“I could be a curator,” the Doctor mutters. “I’d be great at curating. I’d be The Great Curator. I could retire and do that. I could retire and be the curator of this place.”
“You know, I really think you might.”
He turns to see the Curator, an old man with ancient eyes and sparkling intelligence.
“I never forget a face,” the Doctor says in wonder.
“I know you don’t, and in years to come, you might find yourself revisiting a few, but just the old favourites, eh?”
A smile passes between them.

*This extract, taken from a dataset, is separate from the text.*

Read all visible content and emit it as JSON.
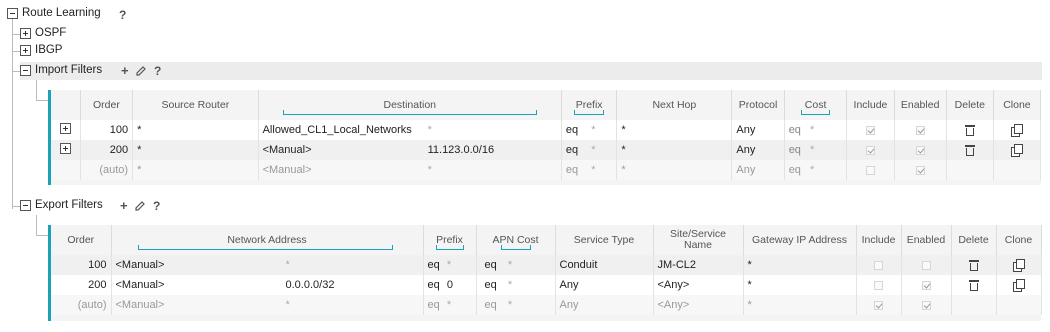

The Curator focuses his attention on the painting, the painting with two names. But no. “That’s where everybody’s wrong,” the Curator explains – because hindsight is a wonderful thing. “It’s all one title: Gallifrey Falls No More.”
It seems that what the Doctor did worked. Gallifrey is still out there, frozen. “Is that what I’m supposed to do now; go looking for Gallifrey?” the Doctor asks.
He gets an enigmatic answer, of course, from the enigmatic man. “Who knows? Who – knows?” And the Curator leaves.
Clara sometimes asks me if I dream.
‘Of course I dream,’ I tell her. Everybody dreams. ‘But what do you dream about?’ she’ll ask. ‘The same thing everybody dreams about,’ I tell her: ‘I dream about where I’m going.’ She always laughs at that: ‘But you’re not going anywhere, you’re just wandering about.’
That’s not true. Not anymore. I have a new destination. My journey is the same as yours; the same as anyone’s. It’s taken me so many years, so many lifetimes, but at last I know where I’m going. Where I’ve always been going…
Home, the long way round.